Everyone looks at the world through a lens built in high school. No one intends to, but neuroplasticity peaks in puberty so our core neural pathways develop at that time.
Humans are not born hard-wired like smaller-brained creatures. We’re designed to wire ourselves from lived experience. Whatever triggered your brain chemicals in youth paved neural pathways that turn them on today.
Early experience builds our core pathways because a young brain is full of myelin, the fatty substance that coats neurons and makes them efficient. Myelinated neurons convey electricity up to 100 times faster than undeveloped neurons. Whatever you do with your myelinated neurons feels natural and normal, from speaking your native language to getting social support in ways that worked when you were young.
Myelin is abundant before age eight and during puberty. Those first seven years lay the foundation of your neural network, and in puberty you get a chance to rework it. Of course we learn throughout life, but we mostly add leaves to existing branches. The deep branches that control your neurochemicals are built from the repeated emotional experiences of your myelin years.
Our adolescent pathways are obvious yet elusive. They’re obvious because they’re what you tell yourself all day every day. They’re elusive because they don’t match your conscious explanations of your impulses. You can penetrate that verbal veneer when you know how adolescence works in animals.
There is no free love in the state of nature. Animals work hard for any reproductive opportunity that comes their way. They persist because their brain rewards them with happy chemicals when they succeed.
Animals leave home at puberty to avoid inbreeding. They are not consciously concerned with genetics, of course, but even plants evolved ways to avoid inbreeding. Most mammals must leave their birth group to get mating opportunity (either the males leave or the females leave, depending on the species). They don’t think conceptually about conception; they just do things that promote their genes because it stimulates happy chemicals. Natural selection built a brain good at rewiring itself during puberty because that promotes survival.
A young mammal suffers when it leaves home. Without the protection of a herd or pack or troop, its cortisol surges. Cortisol feels so bad that it motivates urgent action to relieve it. Joining a new group relieves cortisol, so pubescent animals strive for new bonds. That’s harder than you might expect. Animals typically exclude newcomers to reduce competition for resources. It works without conscious intent because brains that responded to outsiders with cortisol had more surviving children. Mammals evolved brains that make careful decisions about when to accept others.
Survival takes more than just gaining admission into a group because the newcomer is now at the bottom of the hierarchy. A young mammal’s reproductive success depends on raising its status. Mammals who stay home with their birth group confront social hierarchies too. Survival rates are low in the state of nature, and many individuals die without passing on their genes. Our brains are inherited from individuals who prevailed. You might dislike the idea that mammals compete for social status, but knowing the facts helps us manage those impulses instead of yielding to them.
The brain we’ve inherited has a strong sense of urgency about social acceptance and social rivalry. Such feelings in youth pave neural pathways that shape your response to the world today. Conscious memory of those those experiences is not necessary because brain chemicals build pathways without effort or intent.

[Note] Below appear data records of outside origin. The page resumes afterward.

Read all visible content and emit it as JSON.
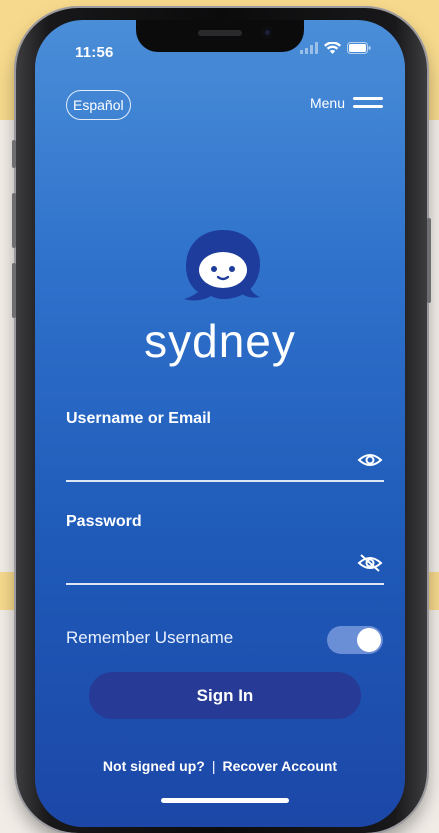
{
  "status_bar": {
    "time": "11:56"
  },
  "header": {
    "language_label": "Español",
    "menu_label": "Menu"
  },
  "logo": {
    "wordmark": "sydney"
  },
  "form": {
    "username_label": "Username or Email",
    "username_value": "",
    "password_label": "Password",
    "password_value": "",
    "remember_label": "Remember Username",
    "remember_on": true,
    "signin_label": "Sign In"
  },
  "footer": {
    "not_signed_up": "Not signed up?",
    "separator": "|",
    "recover": "Recover Account"
  },
  "colors": {
    "screen_top": "#4a8ed8",
    "screen_bottom": "#1c47a8",
    "button": "#263a96",
    "toggle": "#6a8fd6"
  },
  "icons": [
    "signal-icon",
    "wifi-icon",
    "battery-icon",
    "hamburger-icon",
    "chat-bubble-logo-icon",
    "eye-icon",
    "eye-off-icon"
  ]
}
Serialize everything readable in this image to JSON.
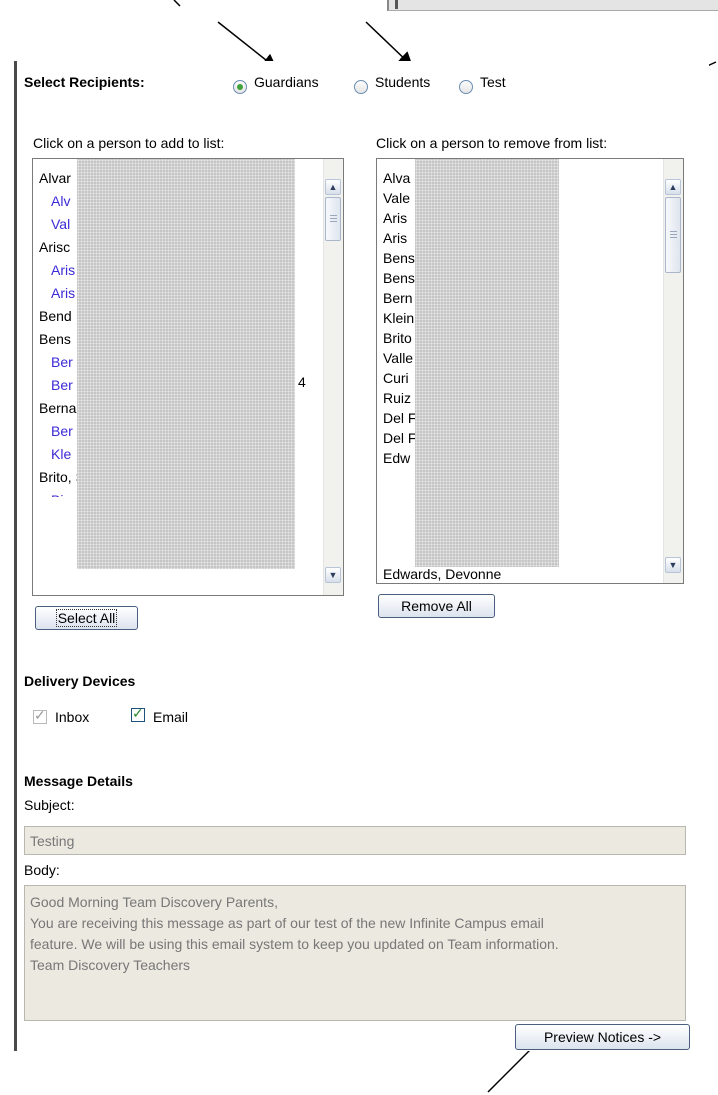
{
  "recipients": {
    "label": "Select Recipients:",
    "options": [
      {
        "label": "Guardians",
        "selected": true
      },
      {
        "label": "Students",
        "selected": false
      },
      {
        "label": "Test",
        "selected": false
      }
    ]
  },
  "add_list": {
    "heading": "Click on a person to add to list:",
    "items": [
      {
        "text": "Alvar",
        "kind": "guardian"
      },
      {
        "text": "Alv",
        "kind": "student"
      },
      {
        "text": "Val",
        "kind": "student"
      },
      {
        "text": "Arisc",
        "kind": "guardian"
      },
      {
        "text": "Aris",
        "kind": "student"
      },
      {
        "text": "Aris",
        "kind": "student"
      },
      {
        "text": "Bend",
        "kind": "guardian"
      },
      {
        "text": "Bens",
        "kind": "guardian"
      },
      {
        "text": "Ber",
        "kind": "student"
      },
      {
        "text": "Ber",
        "kind": "student"
      },
      {
        "text": "Berna",
        "kind": "guardian"
      },
      {
        "text": "Ber",
        "kind": "student"
      },
      {
        "text": "Kle",
        "kind": "student"
      },
      {
        "text": "Brito, Steven D(07) 30004337",
        "kind": "guardian"
      }
    ],
    "trailing_digit": "4",
    "select_all": "Select All"
  },
  "remove_list": {
    "heading": "Click on a person to remove from list:",
    "items": [
      "Alva",
      "Vale",
      "Aris",
      "Aris",
      "Bens",
      "Bens",
      "Bern",
      "Klein",
      "Brito",
      "Valle",
      "Curi",
      "Ruiz",
      "Del F",
      "Del F",
      "Edw",
      "Edwards, Devonne"
    ],
    "remove_all": "Remove All"
  },
  "delivery": {
    "heading": "Delivery Devices",
    "inbox": {
      "label": "Inbox",
      "checked": true,
      "disabled": true
    },
    "email": {
      "label": "Email",
      "checked": true,
      "disabled": false
    }
  },
  "message": {
    "heading": "Message Details",
    "subject_label": "Subject:",
    "subject_value": "Testing",
    "body_label": "Body:",
    "body_lines": [
      "Good Morning Team Discovery Parents,",
      "You are receiving this message as part of our test of the new Infinite Campus email",
      "feature.  We will be using this email system to keep you updated on Team information.",
      "Team Discovery Teachers"
    ],
    "preview_button": "Preview Notices ->"
  },
  "colors": {
    "student_link": "#3b2ad6",
    "radio_selected": "#3da33a",
    "email_check": "#2c8a2c"
  }
}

It’s easy to see the high-school impulses in others, and harder to see in yourself. But you will find your early wiring if you look. Notice the patterns in your ups and downs today and look for adolescent experience that fits the pattern. You will be amazed at the match.